# [Data supplied]
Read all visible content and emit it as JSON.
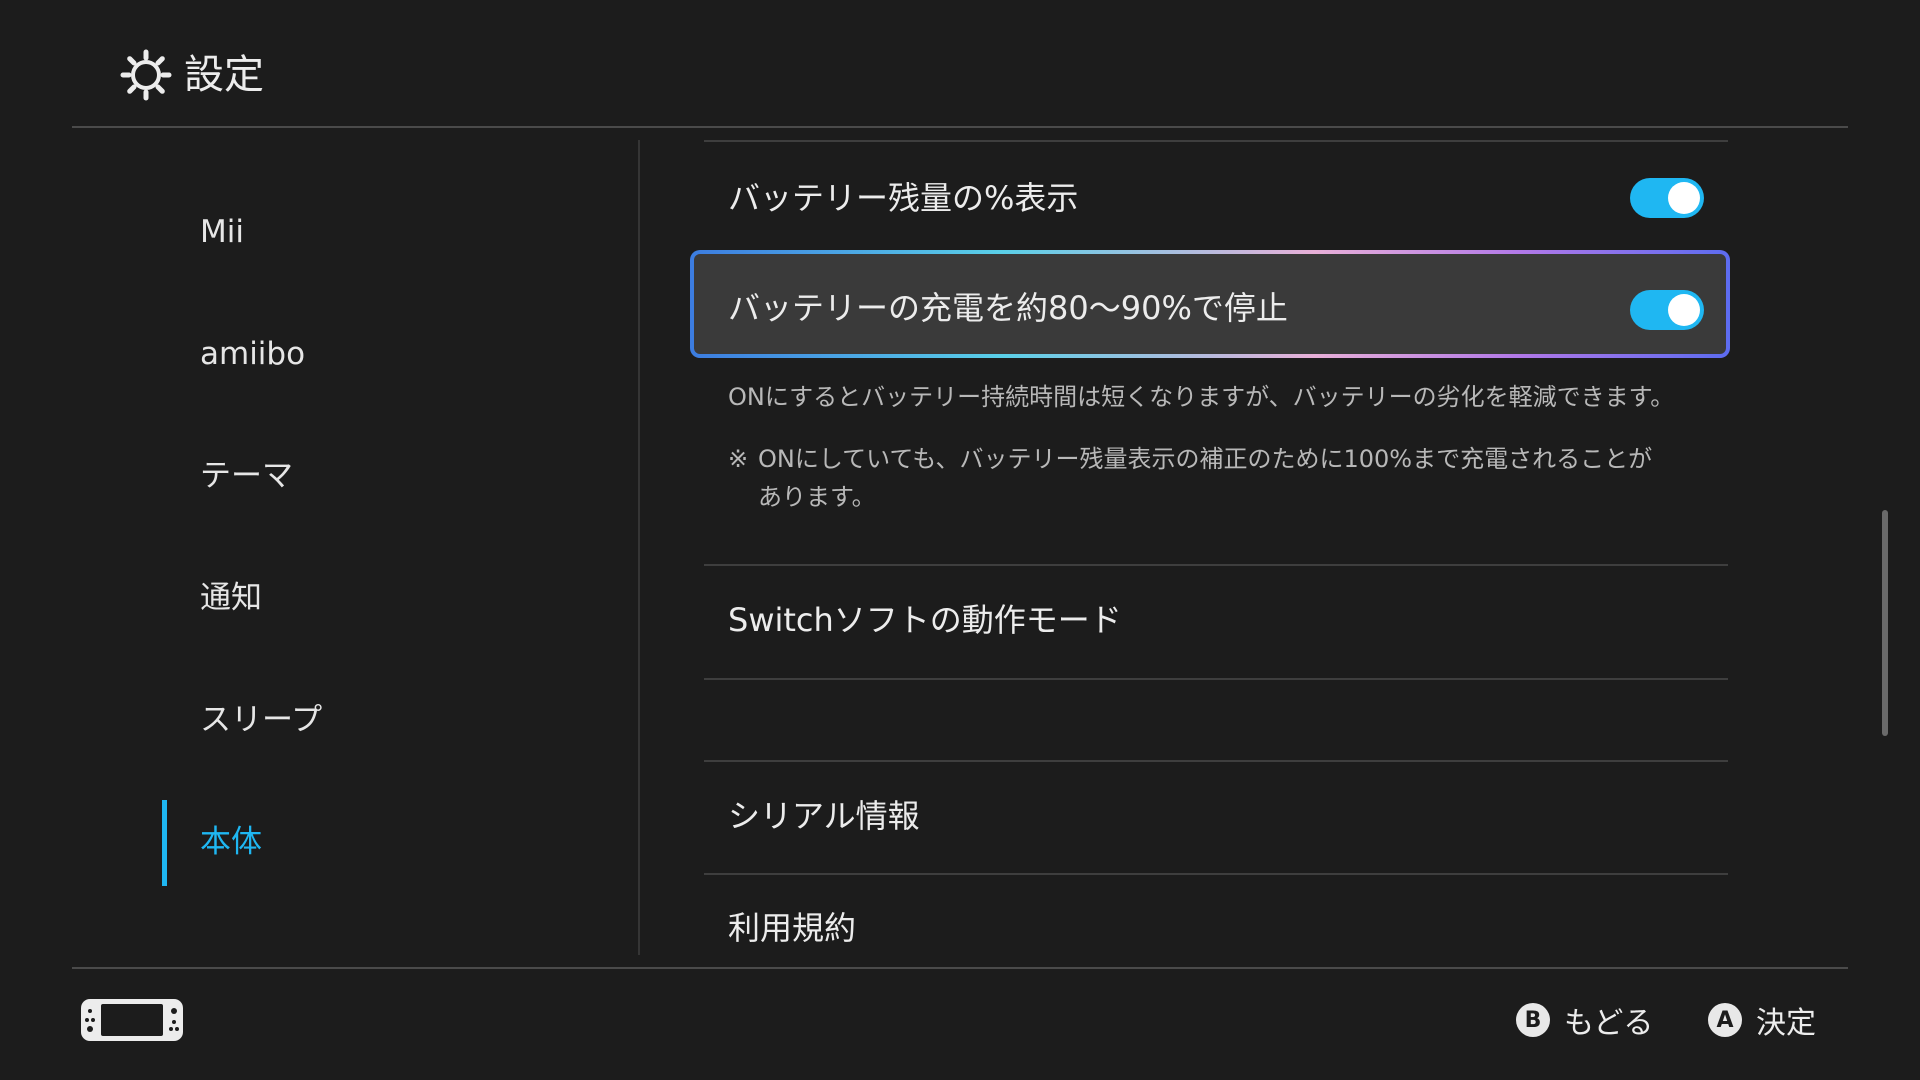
{
  "header": {
    "title": "設定",
    "icon": "gear-icon"
  },
  "sidebar": {
    "items": [
      {
        "label": "Mii",
        "active": false
      },
      {
        "label": "amiibo",
        "active": false
      },
      {
        "label": "テーマ",
        "active": false
      },
      {
        "label": "通知",
        "active": false
      },
      {
        "label": "スリープ",
        "active": false
      },
      {
        "label": "本体",
        "active": true
      }
    ]
  },
  "main": {
    "battery_percent": {
      "label": "バッテリー残量の%表示",
      "enabled": true
    },
    "battery_charge_limit": {
      "label": "バッテリーの充電を約80〜90%で停止",
      "enabled": true,
      "description": "ONにするとバッテリー持続時間は短くなりますが、バッテリーの劣化を軽減できます。",
      "note_mark": "※",
      "note": "ONにしていても、バッテリー残量表示の補正のために100%まで充電されることが\nあります。"
    },
    "switch_soft_mode": {
      "label": "Switchソフトの動作モード"
    },
    "serial_info": {
      "label": "シリアル情報"
    },
    "terms": {
      "label": "利用規約"
    }
  },
  "footer": {
    "console_icon": "switch-console-icon",
    "back": {
      "button": "B",
      "label": "もどる"
    },
    "confirm": {
      "button": "A",
      "label": "決定"
    }
  },
  "colors": {
    "background": "#1c1c1c",
    "accent": "#1fb7f2",
    "focus_row": "#3a3a3a"
  }
}
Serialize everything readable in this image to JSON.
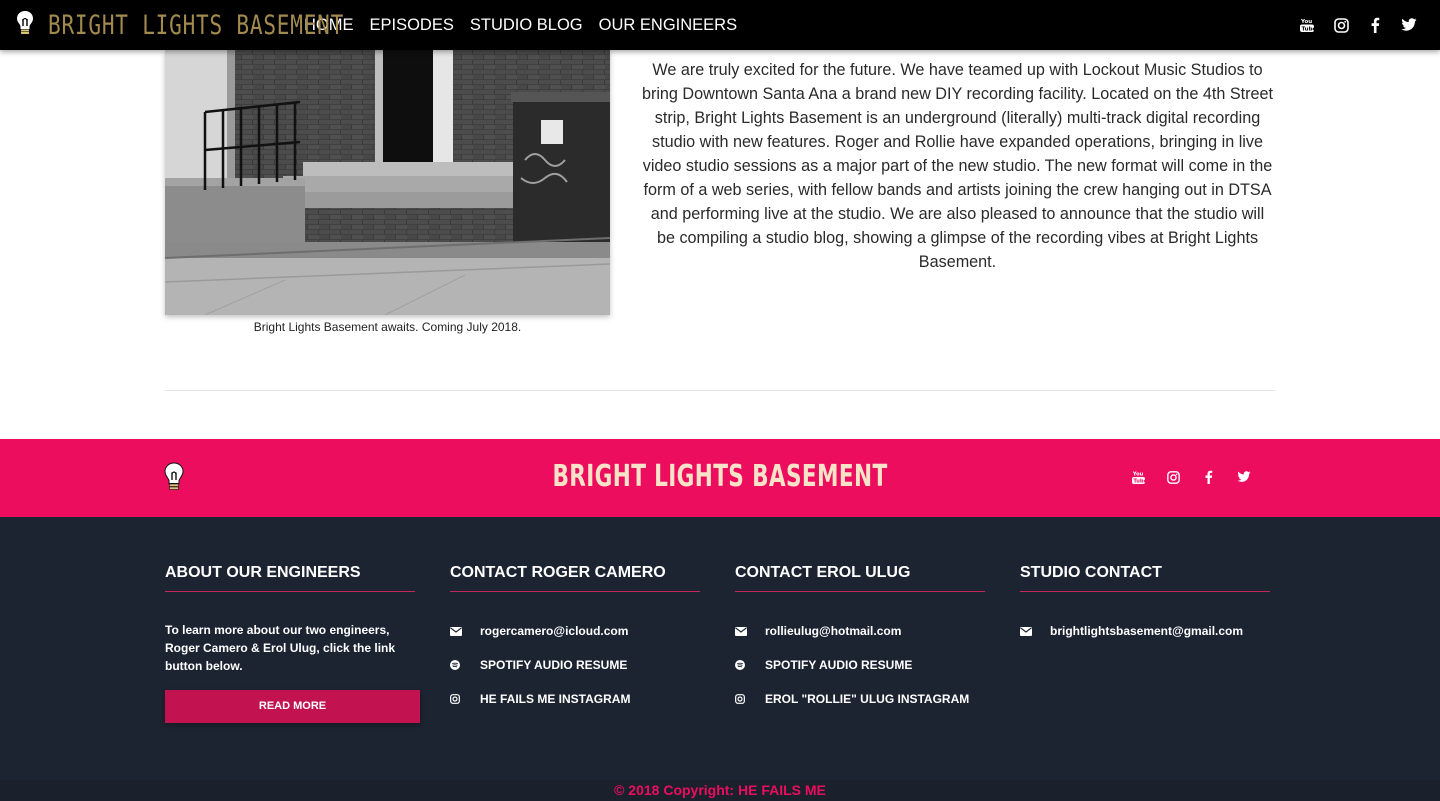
{
  "nav": {
    "brand": "BRIGHT LIGHTS BASEMENT",
    "links": [
      "HOME",
      "EPISODES",
      "STUDIO BLOG",
      "OUR ENGINEERS"
    ],
    "social_icons": [
      "youtube-icon",
      "instagram-icon",
      "facebook-icon",
      "twitter-icon"
    ]
  },
  "main": {
    "image_caption": "Bright Lights Basement awaits. Coming July 2018.",
    "article": "We are truly excited for the future. We have teamed up with Lockout Music Studios to bring Downtown Santa Ana a brand new DIY recording facility. Located on the 4th Street strip, Bright Lights Basement is an underground (literally) multi-track digital recording studio with new features. Roger and Rollie have expanded operations, bringing in live video studio sessions as a major part of the new studio. The new format will come in the form of a web series, with fellow bands and artists joining the crew hanging out in DTSA and performing live at the studio. We are also pleased to announce that the studio will be compiling a studio blog, showing a glimpse of the recording vibes at Bright Lights Basement."
  },
  "footer": {
    "title": "BRIGHT LIGHTS BASEMENT",
    "colors": {
      "band": "#ec0d5f",
      "dark": "#1c2331",
      "accent": "#c2124f"
    },
    "about": {
      "heading": "ABOUT OUR ENGINEERS",
      "text": "To learn more about our two engineers, Roger Camero & Erol Ulug, click the link button below.",
      "button": "READ MORE"
    },
    "roger": {
      "heading": "CONTACT ROGER CAMERO",
      "email": "rogercamero@icloud.com",
      "spotify": "SPOTIFY AUDIO RESUME",
      "instagram": "HE FAILS ME INSTAGRAM"
    },
    "erol": {
      "heading": "CONTACT EROL ULUG",
      "email": "rollieulug@hotmail.com",
      "spotify": "SPOTIFY AUDIO RESUME",
      "instagram": "EROL \"ROLLIE\" ULUG INSTAGRAM"
    },
    "studio": {
      "heading": "STUDIO CONTACT",
      "email": "brightlightsbasement@gmail.com"
    },
    "copyright": "© 2018 Copyright: HE FAILS ME"
  }
}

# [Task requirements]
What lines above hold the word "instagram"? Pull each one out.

# [Exercise response]
      "instagram-icon",
      "instagram": "HE FAILS ME INSTAGRAM"
      "instagram": "EROL \"ROLLIE\" ULUG INSTAGRAM"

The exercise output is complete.